***** Exercise inputs *****
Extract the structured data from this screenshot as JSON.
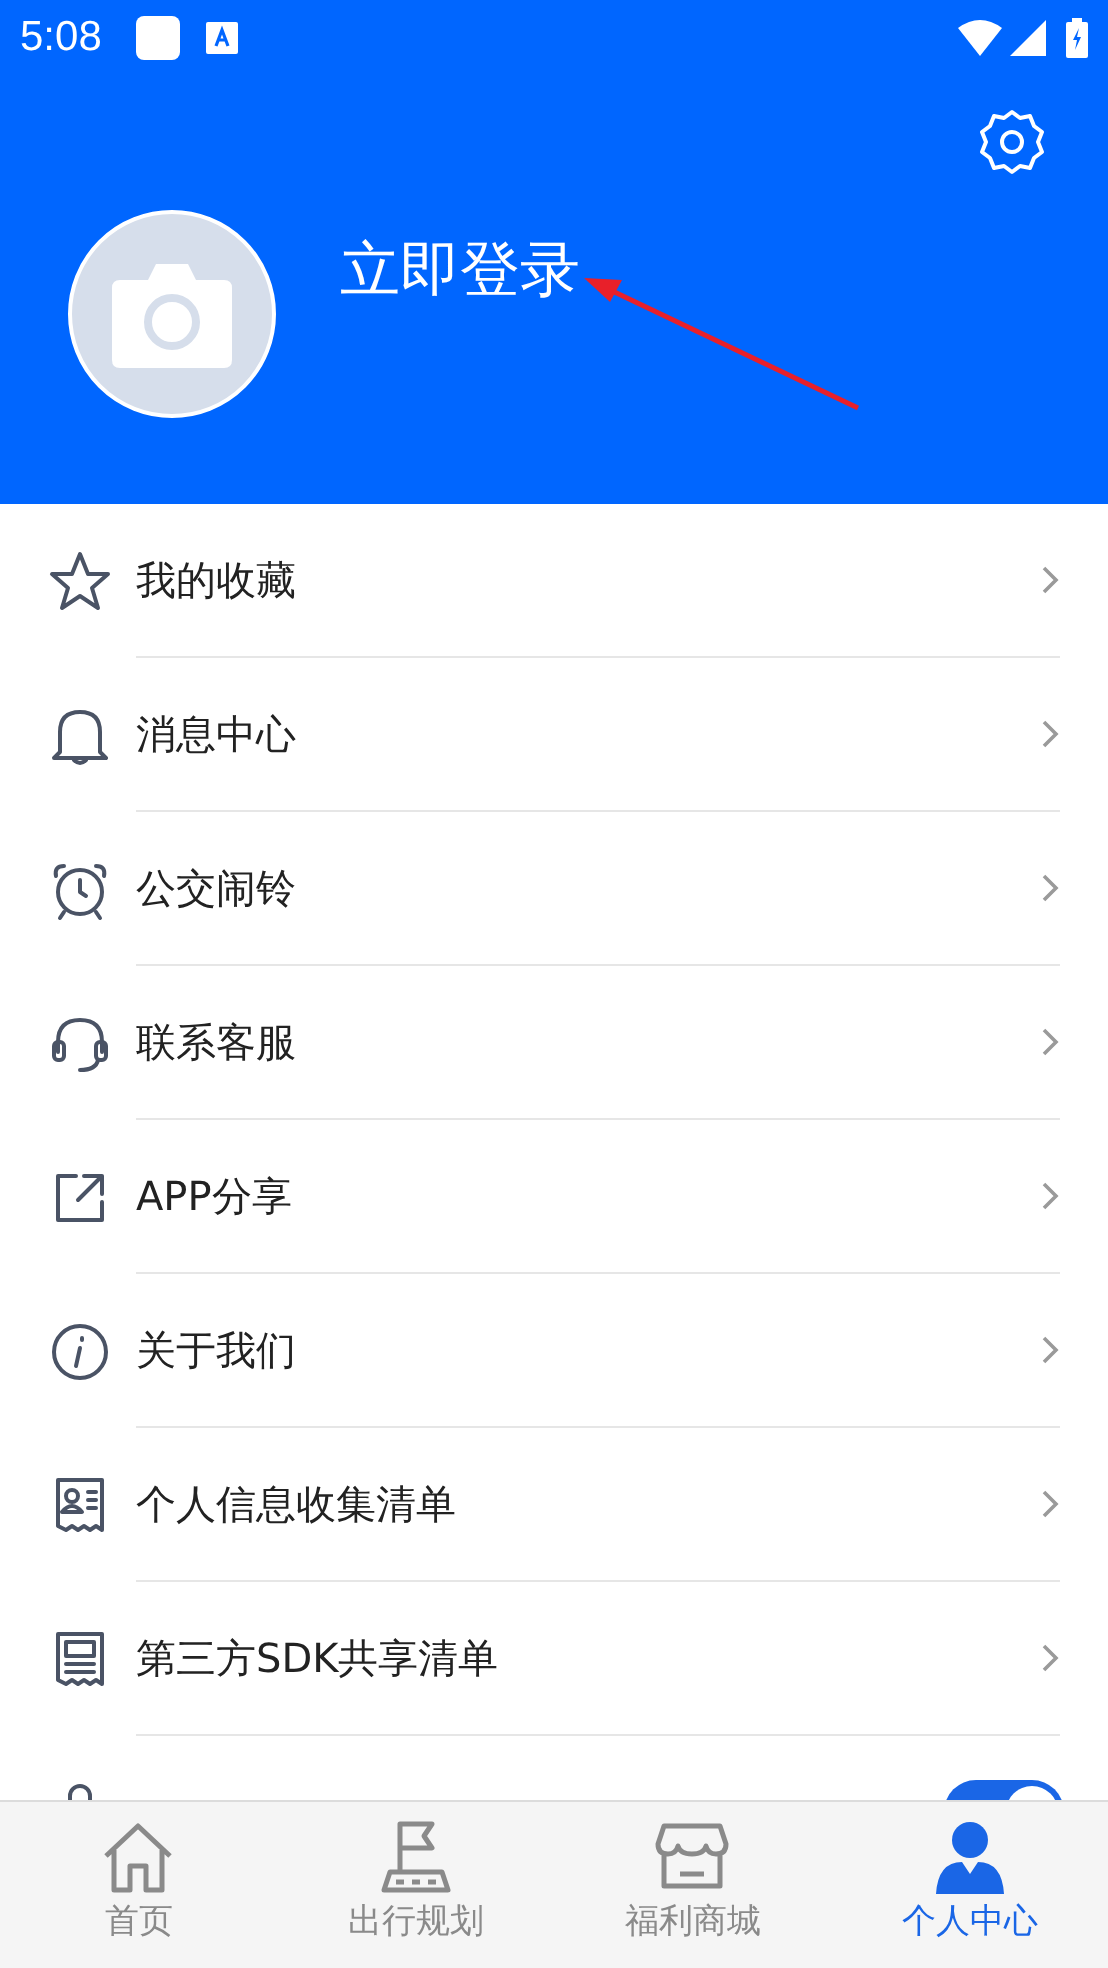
{
  "status_bar": {
    "time": "5:08"
  },
  "header": {
    "login": "立即登录"
  },
  "menu": [
    {
      "kind": "link",
      "label": "我的收藏"
    },
    {
      "kind": "link",
      "label": "消息中心"
    },
    {
      "kind": "link",
      "label": "公交闹铃"
    },
    {
      "kind": "link",
      "label": "联系客服"
    },
    {
      "kind": "link",
      "label": "APP分享"
    },
    {
      "kind": "link",
      "label": "关于我们"
    },
    {
      "kind": "link",
      "label": "个人信息收集清单"
    },
    {
      "kind": "link",
      "label": "第三方SDK共享清单"
    },
    {
      "kind": "toggle",
      "on": true
    }
  ],
  "tabs": [
    {
      "label": "首页",
      "selected": false
    },
    {
      "label": "出行规划",
      "selected": false
    },
    {
      "label": "福利商城",
      "selected": false
    },
    {
      "label": "个人中心",
      "selected": true
    }
  ]
}
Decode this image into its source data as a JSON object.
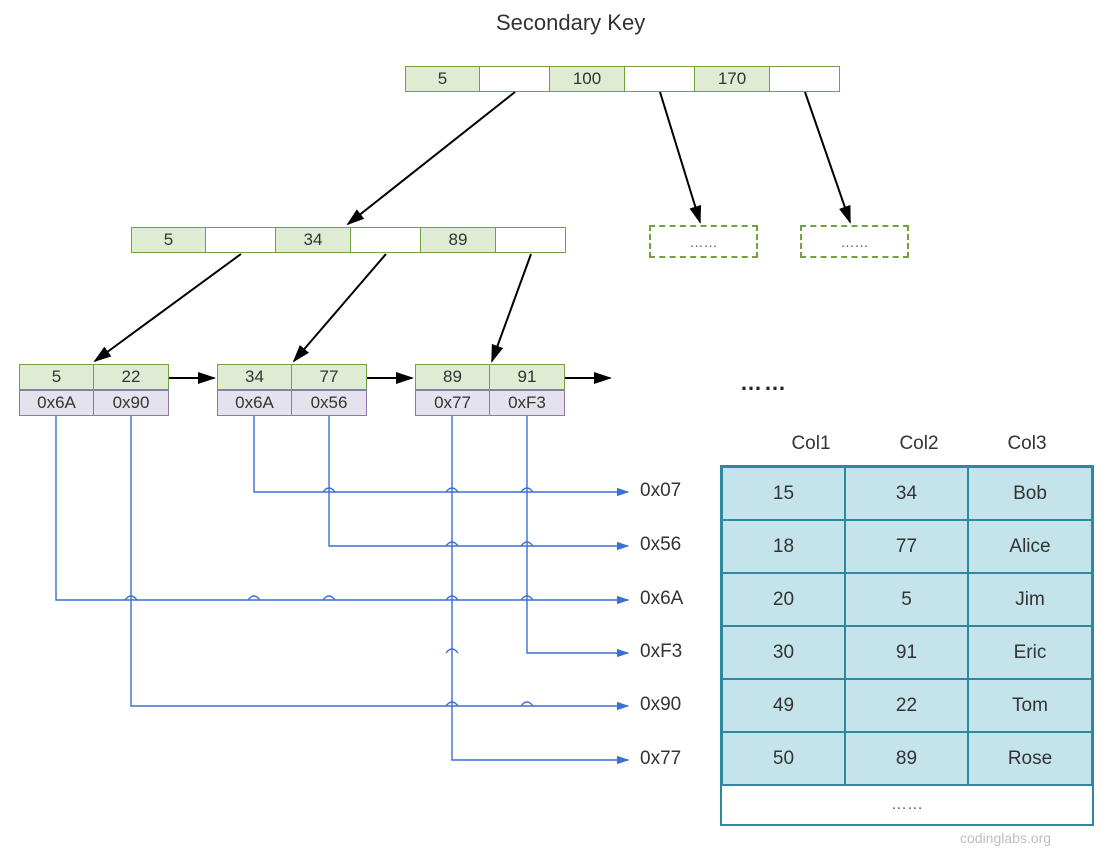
{
  "title": "Secondary Key",
  "root": {
    "keys": [
      "5",
      "100",
      "170"
    ]
  },
  "internal": {
    "keys": [
      "5",
      "34",
      "89"
    ]
  },
  "leaves": [
    {
      "keys": [
        "5",
        "22"
      ],
      "addrs": [
        "0x6A",
        "0x90"
      ]
    },
    {
      "keys": [
        "34",
        "77"
      ],
      "addrs": [
        "0x6A",
        "0x56"
      ]
    },
    {
      "keys": [
        "89",
        "91"
      ],
      "addrs": [
        "0x77",
        "0xF3"
      ]
    }
  ],
  "placeholder_text": "……",
  "leaf_continuation": "……",
  "row_addresses": [
    "0x07",
    "0x56",
    "0x6A",
    "0xF3",
    "0x90",
    "0x77"
  ],
  "columns": [
    "Col1",
    "Col2",
    "Col3"
  ],
  "rows": [
    [
      "15",
      "34",
      "Bob"
    ],
    [
      "18",
      "77",
      "Alice"
    ],
    [
      "20",
      "5",
      "Jim"
    ],
    [
      "30",
      "91",
      "Eric"
    ],
    [
      "49",
      "22",
      "Tom"
    ],
    [
      "50",
      "89",
      "Rose"
    ]
  ],
  "table_last_row": "……",
  "watermark": "codinglabs.org",
  "chart_data": {
    "type": "table",
    "description": "B+Tree secondary index diagram: leaf keys map to heap row addresses which point to rows in a data table.",
    "btree": {
      "root_keys": [
        5,
        100,
        170
      ],
      "internal_keys": [
        5,
        34,
        89
      ],
      "leaves": [
        {
          "keys": [
            5,
            22
          ],
          "row_pointers": [
            "0x6A",
            "0x90"
          ]
        },
        {
          "keys": [
            34,
            77
          ],
          "row_pointers": [
            "0x6A",
            "0x56"
          ]
        },
        {
          "keys": [
            89,
            91
          ],
          "row_pointers": [
            "0x77",
            "0xF3"
          ]
        }
      ]
    },
    "heap_rows_shown": [
      "0x07",
      "0x56",
      "0x6A",
      "0xF3",
      "0x90",
      "0x77"
    ],
    "table": {
      "columns": [
        "Col1",
        "Col2",
        "Col3"
      ],
      "rows": [
        [
          15,
          34,
          "Bob"
        ],
        [
          18,
          77,
          "Alice"
        ],
        [
          20,
          5,
          "Jim"
        ],
        [
          30,
          91,
          "Eric"
        ],
        [
          49,
          22,
          "Tom"
        ],
        [
          50,
          89,
          "Rose"
        ]
      ]
    }
  }
}
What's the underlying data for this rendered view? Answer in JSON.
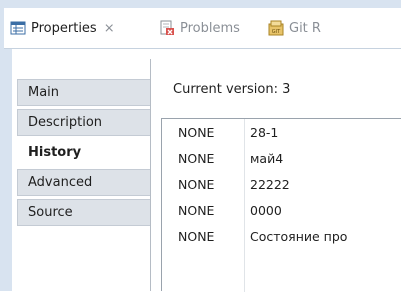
{
  "tabs": [
    {
      "label": "Properties",
      "icon": "properties-icon",
      "active": true
    },
    {
      "label": "Problems",
      "icon": "problems-icon",
      "active": false
    },
    {
      "label": "Git R",
      "icon": "git-repositories-icon",
      "active": false
    }
  ],
  "close_glyph": "⨯",
  "sections": [
    {
      "label": "Main"
    },
    {
      "label": "Description"
    },
    {
      "label": "History"
    },
    {
      "label": "Advanced"
    },
    {
      "label": "Source"
    }
  ],
  "active_section": "History",
  "current_version": "Current version: 3",
  "history": [
    {
      "user": "NONE",
      "comment": "28-1"
    },
    {
      "user": "NONE",
      "comment": "май4"
    },
    {
      "user": "NONE",
      "comment": "22222"
    },
    {
      "user": "NONE",
      "comment": "0000"
    },
    {
      "user": "NONE",
      "comment": "Состояние про"
    }
  ]
}
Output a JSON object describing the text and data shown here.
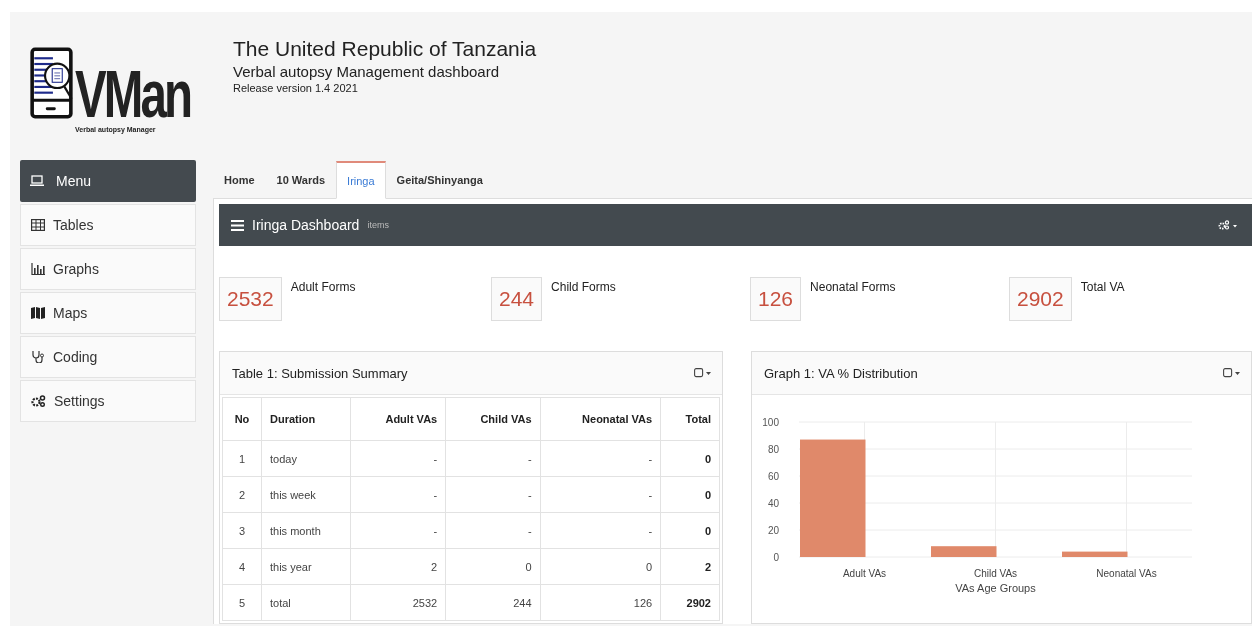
{
  "logo": {
    "wordmark": "VMan",
    "tagline": "Verbal autopsy Manager"
  },
  "header": {
    "title": "The United Republic of Tanzania",
    "subtitle": "Verbal autopsy Management dashboard",
    "release": "Release version 1.4 2021"
  },
  "sidebar": {
    "header": "Menu",
    "items": [
      {
        "label": "Tables",
        "kind": "table"
      },
      {
        "label": "Graphs",
        "kind": "chart"
      },
      {
        "label": "Maps",
        "kind": "map"
      },
      {
        "label": "Coding",
        "kind": "stethoscope"
      },
      {
        "label": "Settings",
        "kind": "gears"
      }
    ]
  },
  "tabs": [
    {
      "label": "Home",
      "selected": false
    },
    {
      "label": "10 Wards",
      "selected": false
    },
    {
      "label": "Iringa",
      "selected": true
    },
    {
      "label": "Geita/Shinyanga",
      "selected": false
    }
  ],
  "dashboard": {
    "title": "Iringa Dashboard",
    "subtitle": "items"
  },
  "stats": [
    {
      "value": "2532",
      "label": "Adult Forms"
    },
    {
      "value": "244",
      "label": "Child Forms"
    },
    {
      "value": "126",
      "label": "Neonatal Forms"
    },
    {
      "value": "2902",
      "label": "Total VA"
    }
  ],
  "table_panel": {
    "title": "Table 1: Submission Summary",
    "columns": [
      "No",
      "Duration",
      "Adult VAs",
      "Child VAs",
      "Neonatal VAs",
      "Total"
    ],
    "rows": [
      [
        "1",
        "today",
        "-",
        "-",
        "-",
        "0"
      ],
      [
        "2",
        "this week",
        "-",
        "-",
        "-",
        "0"
      ],
      [
        "3",
        "this month",
        "-",
        "-",
        "-",
        "0"
      ],
      [
        "4",
        "this year",
        "2",
        "0",
        "0",
        "2"
      ],
      [
        "5",
        "total",
        "2532",
        "244",
        "126",
        "2902"
      ]
    ]
  },
  "graph_panel": {
    "title": "Graph 1: VA % Distribution",
    "chart_data": {
      "type": "bar",
      "xlabel": "VAs Age Groups",
      "categories": [
        "Adult VAs",
        "Child VAs",
        "Neonatal VAs"
      ],
      "values": [
        87,
        8,
        4
      ],
      "ylim": [
        0,
        100
      ],
      "yticks": [
        0,
        20,
        40,
        60,
        80,
        100
      ],
      "grid": true
    }
  }
}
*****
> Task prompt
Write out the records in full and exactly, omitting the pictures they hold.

> Answer for this exercise
Extract the structured data from this screenshot as JSON.
{
  "status_bar": {
    "time": "5:08"
  },
  "header": {
    "login": "立即登录"
  },
  "menu": [
    {
      "kind": "link",
      "label": "我的收藏"
    },
    {
      "kind": "link",
      "label": "消息中心"
    },
    {
      "kind": "link",
      "label": "公交闹铃"
    },
    {
      "kind": "link",
      "label": "联系客服"
    },
    {
      "kind": "link",
      "label": "APP分享"
    },
    {
      "kind": "link",
      "label": "关于我们"
    },
    {
      "kind": "link",
      "label": "个人信息收集清单"
    },
    {
      "kind": "link",
      "label": "第三方SDK共享清单"
    },
    {
      "kind": "toggle",
      "on": true
    }
  ],
  "tabs": [
    {
      "label": "首页",
      "selected": false
    },
    {
      "label": "出行规划",
      "selected": false
    },
    {
      "label": "福利商城",
      "selected": false
    },
    {
      "label": "个人中心",
      "selected": true
    }
  ]
}
Decode this image into its source data as a JSON object.
{
  "title": "Secondary Key",
  "root": {
    "keys": [
      "5",
      "100",
      "170"
    ]
  },
  "internal": {
    "keys": [
      "5",
      "34",
      "89"
    ]
  },
  "leaves": [
    {
      "keys": [
        "5",
        "22"
      ],
      "addrs": [
        "0x6A",
        "0x90"
      ]
    },
    {
      "keys": [
        "34",
        "77"
      ],
      "addrs": [
        "0x6A",
        "0x56"
      ]
    },
    {
      "keys": [
        "89",
        "91"
      ],
      "addrs": [
        "0x77",
        "0xF3"
      ]
    }
  ],
  "placeholder_text": "……",
  "leaf_continuation": "……",
  "row_addresses": [
    "0x07",
    "0x56",
    "0x6A",
    "0xF3",
    "0x90",
    "0x77"
  ],
  "columns": [
    "Col1",
    "Col2",
    "Col3"
  ],
  "rows": [
    [
      "15",
      "34",
      "Bob"
    ],
    [
      "18",
      "77",
      "Alice"
    ],
    [
      "20",
      "5",
      "Jim"
    ],
    [
      "30",
      "91",
      "Eric"
    ],
    [
      "49",
      "22",
      "Tom"
    ],
    [
      "50",
      "89",
      "Rose"
    ]
  ],
  "table_last_row": "……",
  "watermark": "codinglabs.org",
  "chart_data": {
    "type": "table",
    "description": "B+Tree secondary index diagram: leaf keys map to heap row addresses which point to rows in a data table.",
    "btree": {
      "root_keys": [
        5,
        100,
        170
      ],
      "internal_keys": [
        5,
        34,
        89
      ],
      "leaves": [
        {
          "keys": [
            5,
            22
          ],
          "row_pointers": [
            "0x6A",
            "0x90"
          ]
        },
        {
          "keys": [
            34,
            77
          ],
          "row_pointers": [
            "0x6A",
            "0x56"
          ]
        },
        {
          "keys": [
            89,
            91
          ],
          "row_pointers": [
            "0x77",
            "0xF3"
          ]
        }
      ]
    },
    "heap_rows_shown": [
      "0x07",
      "0x56",
      "0x6A",
      "0xF3",
      "0x90",
      "0x77"
    ],
    "table": {
      "columns": [
        "Col1",
        "Col2",
        "Col3"
      ],
      "rows": [
        [
          15,
          34,
          "Bob"
        ],
        [
          18,
          77,
          "Alice"
        ],
        [
          20,
          5,
          "Jim"
        ],
        [
          30,
          91,
          "Eric"
        ],
        [
          49,
          22,
          "Tom"
        ],
        [
          50,
          89,
          "Rose"
        ]
      ]
    }
  }
}
What's the underlying data for this rendered view? Answer in JSON.
{
  "tabs": [
    {
      "label": "Properties",
      "icon": "properties-icon",
      "active": true
    },
    {
      "label": "Problems",
      "icon": "problems-icon",
      "active": false
    },
    {
      "label": "Git R",
      "icon": "git-repositories-icon",
      "active": false
    }
  ],
  "close_glyph": "⨯",
  "sections": [
    {
      "label": "Main"
    },
    {
      "label": "Description"
    },
    {
      "label": "History"
    },
    {
      "label": "Advanced"
    },
    {
      "label": "Source"
    }
  ],
  "active_section": "History",
  "current_version": "Current version: 3",
  "history": [
    {
      "user": "NONE",
      "comment": "28-1"
    },
    {
      "user": "NONE",
      "comment": "май4"
    },
    {
      "user": "NONE",
      "comment": "22222"
    },
    {
      "user": "NONE",
      "comment": "0000"
    },
    {
      "user": "NONE",
      "comment": "Состояние про"
    }
  ]
}
Output a JSON object describing the text and data shown here.
{
  "logo": {
    "wordmark": "VMan",
    "tagline": "Verbal autopsy Manager"
  },
  "header": {
    "title": "The United Republic of Tanzania",
    "subtitle": "Verbal autopsy Management dashboard",
    "release": "Release version 1.4 2021"
  },
  "sidebar": {
    "header": "Menu",
    "items": [
      {
        "label": "Tables",
        "kind": "table"
      },
      {
        "label": "Graphs",
        "kind": "chart"
      },
      {
        "label": "Maps",
        "kind": "map"
      },
      {
        "label": "Coding",
        "kind": "stethoscope"
      },
      {
        "label": "Settings",
        "kind": "gears"
      }
    ]
  },
  "tabs": [
    {
      "label": "Home",
      "selected": false
    },
    {
      "label": "10 Wards",
      "selected": false
    },
    {
      "label": "Iringa",
      "selected": true
    },
    {
      "label": "Geita/Shinyanga",
      "selected": false
    }
  ],
  "dashboard": {
    "title": "Iringa Dashboard",
    "subtitle": "items"
  },
  "stats": [
    {
      "value": "2532",
      "label": "Adult Forms"
    },
    {
      "value": "244",
      "label": "Child Forms"
    },
    {
      "value": "126",
      "label": "Neonatal Forms"
    },
    {
      "value": "2902",
      "label": "Total VA"
    }
  ],
  "table_panel": {
    "title": "Table 1: Submission Summary",
    "columns": [
      "No",
      "Duration",
      "Adult VAs",
      "Child VAs",
      "Neonatal VAs",
      "Total"
    ],
    "rows": [
      [
        "1",
        "today",
        "-",
        "-",
        "-",
        "0"
      ],
      [
        "2",
        "this week",
        "-",
        "-",
        "-",
        "0"
      ],
      [
        "3",
        "this month",
        "-",
        "-",
        "-",
        "0"
      ],
      [
        "4",
        "this year",
        "2",
        "0",
        "0",
        "2"
      ],
      [
        "5",
        "total",
        "2532",
        "244",
        "126",
        "2902"
      ]
    ]
  },
  "graph_panel": {
    "title": "Graph 1: VA % Distribution",
    "chart_data": {
      "type": "bar",
      "xlabel": "VAs Age Groups",
      "categories": [
        "Adult VAs",
        "Child VAs",
        "Neonatal VAs"
      ],
      "values": [
        87,
        8,
        4
      ],
      "ylim": [
        0,
        100
      ],
      "yticks": [
        0,
        20,
        40,
        60,
        80,
        100
      ],
      "grid": true
    }
  }
}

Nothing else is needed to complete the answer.